To Arts Admin to observe the first day of a ten day exploration of Joel Horwood’s new play ‘I heart Peterborough’ commissioned by Eastern Angles. You can catch two rehearsed readings of the piece at Peterborough’s Key Theatre on Thursday 24 and Friday 25 November.
It’s always difficult to say what the birthing point of a new play is. In the case of ‘I heart Peterborough’ was it early observations whilst growing up in a small East Anglian town?. Was it walking around Peterborough with Eastern Angles artistic director Ivan Cutting discussing this commission?. Was it the point Joel started to put pen to paper or today when those words get first breath?. Or is it Thursday week when it first goes in front of an audience?
Whatever the answer (and the truth is its probably all – and more – of the above) its exhilarating to be here at the read through.

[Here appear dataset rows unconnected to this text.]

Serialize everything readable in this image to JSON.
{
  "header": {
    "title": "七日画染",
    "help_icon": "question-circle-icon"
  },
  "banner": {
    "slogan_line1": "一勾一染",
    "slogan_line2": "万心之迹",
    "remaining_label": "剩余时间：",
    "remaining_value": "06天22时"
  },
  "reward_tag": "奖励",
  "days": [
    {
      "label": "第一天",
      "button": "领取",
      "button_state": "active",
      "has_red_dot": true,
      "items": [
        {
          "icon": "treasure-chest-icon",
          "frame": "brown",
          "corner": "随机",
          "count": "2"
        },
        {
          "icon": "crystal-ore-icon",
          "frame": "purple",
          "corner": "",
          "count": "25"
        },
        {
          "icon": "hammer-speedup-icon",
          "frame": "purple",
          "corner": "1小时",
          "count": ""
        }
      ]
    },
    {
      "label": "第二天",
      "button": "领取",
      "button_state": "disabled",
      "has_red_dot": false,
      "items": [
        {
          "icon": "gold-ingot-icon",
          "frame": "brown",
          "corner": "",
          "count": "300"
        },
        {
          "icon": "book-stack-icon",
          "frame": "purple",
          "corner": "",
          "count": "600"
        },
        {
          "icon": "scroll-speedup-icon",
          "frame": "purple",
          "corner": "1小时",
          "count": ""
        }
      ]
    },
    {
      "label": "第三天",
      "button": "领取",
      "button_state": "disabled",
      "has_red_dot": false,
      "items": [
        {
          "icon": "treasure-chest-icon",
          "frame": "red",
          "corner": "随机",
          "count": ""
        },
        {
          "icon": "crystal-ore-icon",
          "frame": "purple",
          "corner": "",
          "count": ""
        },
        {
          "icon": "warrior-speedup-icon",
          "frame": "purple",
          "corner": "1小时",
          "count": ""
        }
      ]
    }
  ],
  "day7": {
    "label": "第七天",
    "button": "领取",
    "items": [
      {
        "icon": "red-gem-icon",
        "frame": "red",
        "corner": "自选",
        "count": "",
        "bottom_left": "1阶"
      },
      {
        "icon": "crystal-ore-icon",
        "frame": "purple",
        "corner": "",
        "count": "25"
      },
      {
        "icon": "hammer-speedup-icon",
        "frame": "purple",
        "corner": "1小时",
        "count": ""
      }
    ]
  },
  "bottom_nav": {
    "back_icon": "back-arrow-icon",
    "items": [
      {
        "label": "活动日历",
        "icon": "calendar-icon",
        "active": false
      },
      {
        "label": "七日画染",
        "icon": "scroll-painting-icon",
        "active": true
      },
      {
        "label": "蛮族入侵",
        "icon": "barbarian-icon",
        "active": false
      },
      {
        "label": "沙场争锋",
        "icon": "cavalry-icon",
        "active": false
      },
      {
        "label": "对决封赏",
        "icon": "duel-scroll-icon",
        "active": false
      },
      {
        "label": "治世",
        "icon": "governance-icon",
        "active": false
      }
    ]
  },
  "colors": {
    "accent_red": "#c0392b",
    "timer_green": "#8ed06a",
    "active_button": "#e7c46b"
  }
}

From what was effectively a standing start Alex Beckett , Joe Arkley and Rebecca Oldfield breath real life into the finely drawn characters of Gary, Tiger and Polly
Regularly through the read through the company burst into laughter. Though the subject matter is dark Joel’s text at times is incredibly funny. He has a great ear for life’s natural humour and that same humour serves to sharpen the tragedy of the piece.
The rehearsal room mood soon changes though when director Michael Longhurst (who will be going straight into directing Rafe Spall in Constellations for the Royal Court after this workshop) invites the company to watch Swansea Love Story – a grim depiction of the life of heroin addicts. ‘That is the saddest, bleakest thing I’ve ever seen’ says one performer.
Lunch was dominated by a discussion of the art of the understudy. Alex regaled us of tales of ‘going on’ at 25 minutes notice in the recent West End production of Measure for Measure ( a performance which was prefaced by Catherine Tate announcing the change and introducing him as – potentially – the next Catherine Zeta Jones!). Joe talked of the weirdness of understudying Mercutio when your playing Tybalt – finding yourself sword fighting your ‘own’ character when you go on.
After lunch the process of dissecting the text really begins. Who is the onstage musician played by Arthur Darvill (and whose also writing the music) and why is he wearing animal slippers. How and when did Stig die? Who went clean when?. When was the world cup in Japan? Tiny detail building up gradually to create a compelling back story. It’s a reminder that theatre is a truly collaborative art – as the company – rather than just Joel – took responsibility for finding the answers.
The day ends with a brief meeting about ‘what happens next’ for what has already been described as Joel’s ‘funny crazy druggie beautiful new play’. It seems slightly strange – at this early, fragile stage to be talking about what the play will do in its mature life – but that’s the reality of this business. And the strength of Joel’s text makes it much easier to plan the future for this enfant terrible.
[This post originally appeared on the Eastern Angles blog]